*Problem to work on*: Restate every entry word for word.
Data shown section start
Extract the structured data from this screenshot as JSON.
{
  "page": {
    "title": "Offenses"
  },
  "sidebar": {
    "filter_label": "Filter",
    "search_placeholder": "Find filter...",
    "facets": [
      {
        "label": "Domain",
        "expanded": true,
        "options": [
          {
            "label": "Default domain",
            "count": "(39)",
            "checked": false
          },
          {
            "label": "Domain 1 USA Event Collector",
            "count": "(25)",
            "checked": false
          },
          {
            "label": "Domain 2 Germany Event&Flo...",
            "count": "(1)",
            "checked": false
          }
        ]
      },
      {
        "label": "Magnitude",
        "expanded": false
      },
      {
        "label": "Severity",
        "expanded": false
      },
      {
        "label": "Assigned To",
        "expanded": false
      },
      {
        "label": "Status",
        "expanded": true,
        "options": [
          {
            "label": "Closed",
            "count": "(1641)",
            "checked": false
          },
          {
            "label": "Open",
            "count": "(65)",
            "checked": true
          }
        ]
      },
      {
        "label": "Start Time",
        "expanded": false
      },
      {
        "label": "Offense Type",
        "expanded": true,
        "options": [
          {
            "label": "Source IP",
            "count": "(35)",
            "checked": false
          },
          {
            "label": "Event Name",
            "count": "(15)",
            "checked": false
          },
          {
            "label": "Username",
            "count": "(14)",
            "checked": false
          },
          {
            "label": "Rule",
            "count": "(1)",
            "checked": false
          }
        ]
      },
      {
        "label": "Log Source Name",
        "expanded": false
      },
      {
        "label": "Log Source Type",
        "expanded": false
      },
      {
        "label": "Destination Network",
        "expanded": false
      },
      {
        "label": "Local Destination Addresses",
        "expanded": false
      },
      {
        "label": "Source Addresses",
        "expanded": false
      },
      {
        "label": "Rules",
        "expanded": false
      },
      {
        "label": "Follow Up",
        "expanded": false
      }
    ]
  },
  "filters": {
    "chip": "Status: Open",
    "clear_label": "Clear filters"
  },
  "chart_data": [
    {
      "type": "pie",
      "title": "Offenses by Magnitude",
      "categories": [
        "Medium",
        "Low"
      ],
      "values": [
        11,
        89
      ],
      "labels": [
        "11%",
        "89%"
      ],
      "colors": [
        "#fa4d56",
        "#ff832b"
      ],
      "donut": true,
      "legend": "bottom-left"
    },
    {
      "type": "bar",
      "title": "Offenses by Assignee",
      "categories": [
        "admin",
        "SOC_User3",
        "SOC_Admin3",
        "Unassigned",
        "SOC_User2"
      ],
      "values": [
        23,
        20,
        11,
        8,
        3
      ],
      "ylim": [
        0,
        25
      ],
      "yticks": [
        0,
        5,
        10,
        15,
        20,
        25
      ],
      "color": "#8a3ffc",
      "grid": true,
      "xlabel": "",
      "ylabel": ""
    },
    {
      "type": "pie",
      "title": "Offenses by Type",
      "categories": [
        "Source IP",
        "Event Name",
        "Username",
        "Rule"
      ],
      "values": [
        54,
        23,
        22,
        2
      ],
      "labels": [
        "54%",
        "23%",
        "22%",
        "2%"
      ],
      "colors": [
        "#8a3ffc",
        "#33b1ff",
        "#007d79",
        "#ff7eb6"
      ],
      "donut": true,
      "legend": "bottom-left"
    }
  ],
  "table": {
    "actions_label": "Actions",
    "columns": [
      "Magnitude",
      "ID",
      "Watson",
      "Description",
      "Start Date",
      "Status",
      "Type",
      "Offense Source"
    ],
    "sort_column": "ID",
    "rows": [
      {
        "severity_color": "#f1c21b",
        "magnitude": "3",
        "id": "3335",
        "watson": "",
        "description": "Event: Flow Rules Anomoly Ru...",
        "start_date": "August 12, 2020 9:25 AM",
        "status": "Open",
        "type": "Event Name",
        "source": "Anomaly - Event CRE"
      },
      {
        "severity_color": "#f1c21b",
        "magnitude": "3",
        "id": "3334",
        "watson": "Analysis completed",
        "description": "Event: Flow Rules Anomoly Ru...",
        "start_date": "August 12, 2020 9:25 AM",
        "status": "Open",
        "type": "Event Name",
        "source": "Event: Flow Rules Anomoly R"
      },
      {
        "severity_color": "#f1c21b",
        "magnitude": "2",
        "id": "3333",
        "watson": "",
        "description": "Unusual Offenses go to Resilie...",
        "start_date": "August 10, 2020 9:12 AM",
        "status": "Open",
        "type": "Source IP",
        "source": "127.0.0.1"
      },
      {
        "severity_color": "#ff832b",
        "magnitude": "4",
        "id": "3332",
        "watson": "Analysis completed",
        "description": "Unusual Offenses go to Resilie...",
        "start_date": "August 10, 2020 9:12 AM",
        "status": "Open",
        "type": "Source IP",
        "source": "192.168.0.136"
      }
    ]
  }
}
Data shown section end
*Your response*:
Extract the structured data from this screenshot as JSON.
{
  "page": {
    "title": "Offenses"
  },
  "sidebar": {
    "filter_label": "Filter",
    "search_placeholder": "Find filter...",
    "facets": [
      {
        "label": "Domain",
        "expanded": true,
        "options": [
          {
            "label": "Default domain",
            "count": "(39)",
            "checked": false
          },
          {
            "label": "Domain 1 USA Event Collector",
            "count": "(25)",
            "checked": false
          },
          {
            "label": "Domain 2 Germany Event&Flo...",
            "count": "(1)",
            "checked": false
          }
        ]
      },
      {
        "label": "Magnitude",
        "expanded": false
      },
      {
        "label": "Severity",
        "expanded": false
      },
      {
        "label": "Assigned To",
        "expanded": false
      },
      {
        "label": "Status",
        "expanded": true,
        "options": [
          {
            "label": "Closed",
            "count": "(1641)",
            "checked": false
          },
          {
            "label": "Open",
            "count": "(65)",
            "checked": true
          }
        ]
      },
      {
        "label": "Start Time",
        "expanded": false
      },
      {
        "label": "Offense Type",
        "expanded": true,
        "options": [
          {
            "label": "Source IP",
            "count": "(35)",
            "checked": false
          },
          {
            "label": "Event Name",
            "count": "(15)",
            "checked": false
          },
          {
            "label": "Username",
            "count": "(14)",
            "checked": false
          },
          {
            "label": "Rule",
            "count": "(1)",
            "checked": false
          }
        ]
      },
      {
        "label": "Log Source Name",
        "expanded": false
      },
      {
        "label": "Log Source Type",
        "expanded": false
      },
      {
        "label": "Destination Network",
        "expanded": false
      },
      {
        "label": "Local Destination Addresses",
        "expanded": false
      },
      {
        "label": "Source Addresses",
        "expanded": false
      },
      {
        "label": "Rules",
        "expanded": false
      },
      {
        "label": "Follow Up",
        "expanded": false
      }
    ]
  },
  "filters": {
    "chip": "Status: Open",
    "clear_label": "Clear filters"
  },
  "chart_data": [
    {
      "type": "pie",
      "title": "Offenses by Magnitude",
      "categories": [
        "Medium",
        "Low"
      ],
      "values": [
        11,
        89
      ],
      "labels": [
        "11%",
        "89%"
      ],
      "colors": [
        "#fa4d56",
        "#ff832b"
      ],
      "donut": true,
      "legend": "bottom-left"
    },
    {
      "type": "bar",
      "title": "Offenses by Assignee",
      "categories": [
        "admin",
        "SOC_User3",
        "SOC_Admin3",
        "Unassigned",
        "SOC_User2"
      ],
      "values": [
        23,
        20,
        11,
        8,
        3
      ],
      "ylim": [
        0,
        25
      ],
      "yticks": [
        0,
        5,
        10,
        15,
        20,
        25
      ],
      "color": "#8a3ffc",
      "grid": true,
      "xlabel": "",
      "ylabel": ""
    },
    {
      "type": "pie",
      "title": "Offenses by Type",
      "categories": [
        "Source IP",
        "Event Name",
        "Username",
        "Rule"
      ],
      "values": [
        54,
        23,
        22,
        2
      ],
      "labels": [
        "54%",
        "23%",
        "22%",
        "2%"
      ],
      "colors": [
        "#8a3ffc",
        "#33b1ff",
        "#007d79",
        "#ff7eb6"
      ],
      "donut": true,
      "legend": "bottom-left"
    }
  ],
  "table": {
    "actions_label": "Actions",
    "columns": [
      "Magnitude",
      "ID",
      "Watson",
      "Description",
      "Start Date",
      "Status",
      "Type",
      "Offense Source"
    ],
    "sort_column": "ID",
    "rows": [
      {
        "severity_color": "#f1c21b",
        "magnitude": "3",
        "id": "3335",
        "watson": "",
        "description": "Event: Flow Rules Anomoly Ru...",
        "start_date": "August 12, 2020 9:25 AM",
        "status": "Open",
        "type": "Event Name",
        "source": "Anomaly - Event CRE"
      },
      {
        "severity_color": "#f1c21b",
        "magnitude": "3",
        "id": "3334",
        "watson": "Analysis completed",
        "description": "Event: Flow Rules Anomoly Ru...",
        "start_date": "August 12, 2020 9:25 AM",
        "status": "Open",
        "type": "Event Name",
        "source": "Event: Flow Rules Anomoly R"
      },
      {
        "severity_color": "#f1c21b",
        "magnitude": "2",
        "id": "3333",
        "watson": "",
        "description": "Unusual Offenses go to Resilie...",
        "start_date": "August 10, 2020 9:12 AM",
        "status": "Open",
        "type": "Source IP",
        "source": "127.0.0.1"
      },
      {
        "severity_color": "#ff832b",
        "magnitude": "4",
        "id": "3332",
        "watson": "Analysis completed",
        "description": "Unusual Offenses go to Resilie...",
        "start_date": "August 10, 2020 9:12 AM",
        "status": "Open",
        "type": "Source IP",
        "source": "192.168.0.136"
      }
    ]
  }
}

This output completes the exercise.